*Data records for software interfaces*

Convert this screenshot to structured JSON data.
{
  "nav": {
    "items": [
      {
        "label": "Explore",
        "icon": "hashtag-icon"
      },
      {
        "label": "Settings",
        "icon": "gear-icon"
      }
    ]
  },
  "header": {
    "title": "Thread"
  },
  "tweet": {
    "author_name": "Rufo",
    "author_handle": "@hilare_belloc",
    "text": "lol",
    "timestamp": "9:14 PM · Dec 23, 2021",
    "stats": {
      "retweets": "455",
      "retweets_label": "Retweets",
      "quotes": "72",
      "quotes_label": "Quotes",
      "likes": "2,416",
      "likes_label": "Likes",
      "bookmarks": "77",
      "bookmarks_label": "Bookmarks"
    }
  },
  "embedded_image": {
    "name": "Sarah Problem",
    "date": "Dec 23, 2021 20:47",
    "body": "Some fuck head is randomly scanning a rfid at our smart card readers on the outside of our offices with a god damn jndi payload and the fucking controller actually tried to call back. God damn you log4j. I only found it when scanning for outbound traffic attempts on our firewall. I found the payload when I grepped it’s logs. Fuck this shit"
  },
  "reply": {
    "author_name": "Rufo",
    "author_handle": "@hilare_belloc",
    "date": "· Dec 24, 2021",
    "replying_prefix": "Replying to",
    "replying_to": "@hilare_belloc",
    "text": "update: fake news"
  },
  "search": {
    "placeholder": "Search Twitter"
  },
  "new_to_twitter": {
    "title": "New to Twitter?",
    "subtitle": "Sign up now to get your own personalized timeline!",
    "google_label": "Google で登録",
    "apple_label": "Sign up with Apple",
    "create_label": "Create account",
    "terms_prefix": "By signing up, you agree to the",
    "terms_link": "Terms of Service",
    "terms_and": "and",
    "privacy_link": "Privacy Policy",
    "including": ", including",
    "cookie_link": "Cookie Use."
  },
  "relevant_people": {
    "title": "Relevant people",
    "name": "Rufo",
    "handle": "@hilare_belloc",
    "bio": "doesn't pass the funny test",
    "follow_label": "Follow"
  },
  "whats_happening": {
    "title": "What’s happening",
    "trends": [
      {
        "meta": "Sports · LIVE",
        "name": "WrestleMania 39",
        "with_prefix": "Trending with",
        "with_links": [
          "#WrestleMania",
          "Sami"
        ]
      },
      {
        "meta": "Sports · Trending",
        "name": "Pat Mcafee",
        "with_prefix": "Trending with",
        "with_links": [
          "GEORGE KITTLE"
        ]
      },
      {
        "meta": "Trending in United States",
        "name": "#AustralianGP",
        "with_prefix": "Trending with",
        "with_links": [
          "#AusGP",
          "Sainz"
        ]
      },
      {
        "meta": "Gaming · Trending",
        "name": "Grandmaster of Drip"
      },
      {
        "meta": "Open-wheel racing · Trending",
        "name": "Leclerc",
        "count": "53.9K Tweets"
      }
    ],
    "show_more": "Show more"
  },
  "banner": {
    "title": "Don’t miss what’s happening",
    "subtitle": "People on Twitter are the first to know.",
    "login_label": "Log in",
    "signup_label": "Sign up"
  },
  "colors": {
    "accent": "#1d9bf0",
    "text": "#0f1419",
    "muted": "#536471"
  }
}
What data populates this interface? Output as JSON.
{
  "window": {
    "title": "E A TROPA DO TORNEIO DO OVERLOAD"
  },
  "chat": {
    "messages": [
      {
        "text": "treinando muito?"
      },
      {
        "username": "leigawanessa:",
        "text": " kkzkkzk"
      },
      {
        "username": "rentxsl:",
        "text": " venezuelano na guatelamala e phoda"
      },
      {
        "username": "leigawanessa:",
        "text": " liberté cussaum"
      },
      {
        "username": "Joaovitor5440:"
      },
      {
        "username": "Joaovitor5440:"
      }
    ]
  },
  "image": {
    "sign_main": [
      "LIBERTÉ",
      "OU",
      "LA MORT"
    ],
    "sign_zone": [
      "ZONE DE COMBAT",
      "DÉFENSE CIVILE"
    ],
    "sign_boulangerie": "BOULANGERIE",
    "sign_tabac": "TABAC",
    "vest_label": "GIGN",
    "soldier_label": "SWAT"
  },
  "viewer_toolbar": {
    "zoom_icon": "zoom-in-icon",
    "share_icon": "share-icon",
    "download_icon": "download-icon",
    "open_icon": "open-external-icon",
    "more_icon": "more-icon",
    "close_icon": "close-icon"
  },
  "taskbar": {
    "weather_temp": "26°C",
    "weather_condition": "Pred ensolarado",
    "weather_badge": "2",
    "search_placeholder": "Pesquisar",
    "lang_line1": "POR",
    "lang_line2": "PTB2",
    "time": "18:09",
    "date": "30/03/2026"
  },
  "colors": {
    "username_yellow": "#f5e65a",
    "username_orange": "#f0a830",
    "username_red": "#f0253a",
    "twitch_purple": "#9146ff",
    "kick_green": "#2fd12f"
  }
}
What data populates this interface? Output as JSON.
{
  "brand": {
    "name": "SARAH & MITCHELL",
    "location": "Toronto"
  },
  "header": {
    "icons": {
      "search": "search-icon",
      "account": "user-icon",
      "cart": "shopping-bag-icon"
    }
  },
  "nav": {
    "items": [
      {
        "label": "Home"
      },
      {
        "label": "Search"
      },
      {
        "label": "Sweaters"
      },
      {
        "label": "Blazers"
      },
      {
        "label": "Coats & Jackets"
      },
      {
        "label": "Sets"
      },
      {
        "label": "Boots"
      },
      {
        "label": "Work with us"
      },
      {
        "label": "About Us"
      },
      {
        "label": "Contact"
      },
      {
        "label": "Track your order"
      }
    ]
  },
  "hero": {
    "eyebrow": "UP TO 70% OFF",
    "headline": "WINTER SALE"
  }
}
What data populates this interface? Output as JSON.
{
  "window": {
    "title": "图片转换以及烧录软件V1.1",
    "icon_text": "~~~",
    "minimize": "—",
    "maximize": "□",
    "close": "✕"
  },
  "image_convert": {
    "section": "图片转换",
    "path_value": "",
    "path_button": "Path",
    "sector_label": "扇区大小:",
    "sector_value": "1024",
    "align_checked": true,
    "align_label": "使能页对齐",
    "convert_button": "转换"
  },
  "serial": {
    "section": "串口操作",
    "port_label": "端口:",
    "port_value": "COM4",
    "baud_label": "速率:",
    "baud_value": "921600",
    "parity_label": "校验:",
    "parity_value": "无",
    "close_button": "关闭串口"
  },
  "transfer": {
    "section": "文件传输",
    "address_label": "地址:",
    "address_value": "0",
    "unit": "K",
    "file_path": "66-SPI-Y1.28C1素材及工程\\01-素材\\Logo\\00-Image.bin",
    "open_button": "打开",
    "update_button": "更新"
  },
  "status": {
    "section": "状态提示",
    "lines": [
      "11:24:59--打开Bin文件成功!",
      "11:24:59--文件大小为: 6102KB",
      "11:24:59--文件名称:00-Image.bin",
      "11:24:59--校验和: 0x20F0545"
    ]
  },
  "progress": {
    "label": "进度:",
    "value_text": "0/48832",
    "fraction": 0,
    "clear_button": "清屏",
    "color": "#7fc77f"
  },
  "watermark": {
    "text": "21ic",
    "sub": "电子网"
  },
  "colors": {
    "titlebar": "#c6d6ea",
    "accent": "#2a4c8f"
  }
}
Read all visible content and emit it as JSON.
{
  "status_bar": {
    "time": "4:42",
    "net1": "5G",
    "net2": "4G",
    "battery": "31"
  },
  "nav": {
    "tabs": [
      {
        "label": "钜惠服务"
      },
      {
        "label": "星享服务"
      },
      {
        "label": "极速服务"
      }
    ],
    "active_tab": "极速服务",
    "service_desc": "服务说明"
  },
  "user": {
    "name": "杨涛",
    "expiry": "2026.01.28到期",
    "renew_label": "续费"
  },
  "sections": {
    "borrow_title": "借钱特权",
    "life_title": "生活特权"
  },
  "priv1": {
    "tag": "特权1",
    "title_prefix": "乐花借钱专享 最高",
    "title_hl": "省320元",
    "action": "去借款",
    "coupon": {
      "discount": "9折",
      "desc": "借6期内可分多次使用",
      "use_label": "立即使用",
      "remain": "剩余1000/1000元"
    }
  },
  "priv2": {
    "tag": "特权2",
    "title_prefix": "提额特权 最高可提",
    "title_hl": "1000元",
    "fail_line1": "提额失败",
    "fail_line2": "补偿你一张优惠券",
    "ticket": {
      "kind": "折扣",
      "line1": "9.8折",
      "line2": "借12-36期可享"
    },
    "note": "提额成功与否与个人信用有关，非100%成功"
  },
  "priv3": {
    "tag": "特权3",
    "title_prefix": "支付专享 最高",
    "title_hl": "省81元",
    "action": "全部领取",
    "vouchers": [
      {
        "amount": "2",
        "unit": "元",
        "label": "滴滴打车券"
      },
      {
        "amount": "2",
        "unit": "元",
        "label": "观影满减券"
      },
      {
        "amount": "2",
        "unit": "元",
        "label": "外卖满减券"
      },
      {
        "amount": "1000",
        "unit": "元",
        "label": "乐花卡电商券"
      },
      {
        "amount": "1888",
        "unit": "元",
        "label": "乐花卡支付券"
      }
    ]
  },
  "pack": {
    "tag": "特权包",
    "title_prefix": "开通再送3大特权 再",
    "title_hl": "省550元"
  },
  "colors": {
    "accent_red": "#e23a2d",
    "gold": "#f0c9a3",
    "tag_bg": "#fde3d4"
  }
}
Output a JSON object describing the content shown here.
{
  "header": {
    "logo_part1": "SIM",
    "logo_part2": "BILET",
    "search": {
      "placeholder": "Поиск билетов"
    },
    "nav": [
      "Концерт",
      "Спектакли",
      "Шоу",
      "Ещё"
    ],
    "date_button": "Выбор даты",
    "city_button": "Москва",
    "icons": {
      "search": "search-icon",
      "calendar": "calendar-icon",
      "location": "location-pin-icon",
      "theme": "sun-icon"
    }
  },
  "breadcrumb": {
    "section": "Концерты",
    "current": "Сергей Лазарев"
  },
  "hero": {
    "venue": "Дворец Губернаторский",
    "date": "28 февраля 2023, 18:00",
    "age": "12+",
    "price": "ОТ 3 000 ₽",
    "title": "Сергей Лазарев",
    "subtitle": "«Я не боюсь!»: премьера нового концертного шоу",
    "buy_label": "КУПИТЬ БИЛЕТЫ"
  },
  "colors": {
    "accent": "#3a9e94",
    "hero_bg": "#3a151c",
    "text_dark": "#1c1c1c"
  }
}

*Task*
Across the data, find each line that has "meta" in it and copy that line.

*Exercise answer*
        "meta": "Sports · LIVE",
        "meta": "Sports · Trending",
        "meta": "Trending in United States",
        "meta": "Gaming · Trending",
        "meta": "Open-wheel racing · Trending",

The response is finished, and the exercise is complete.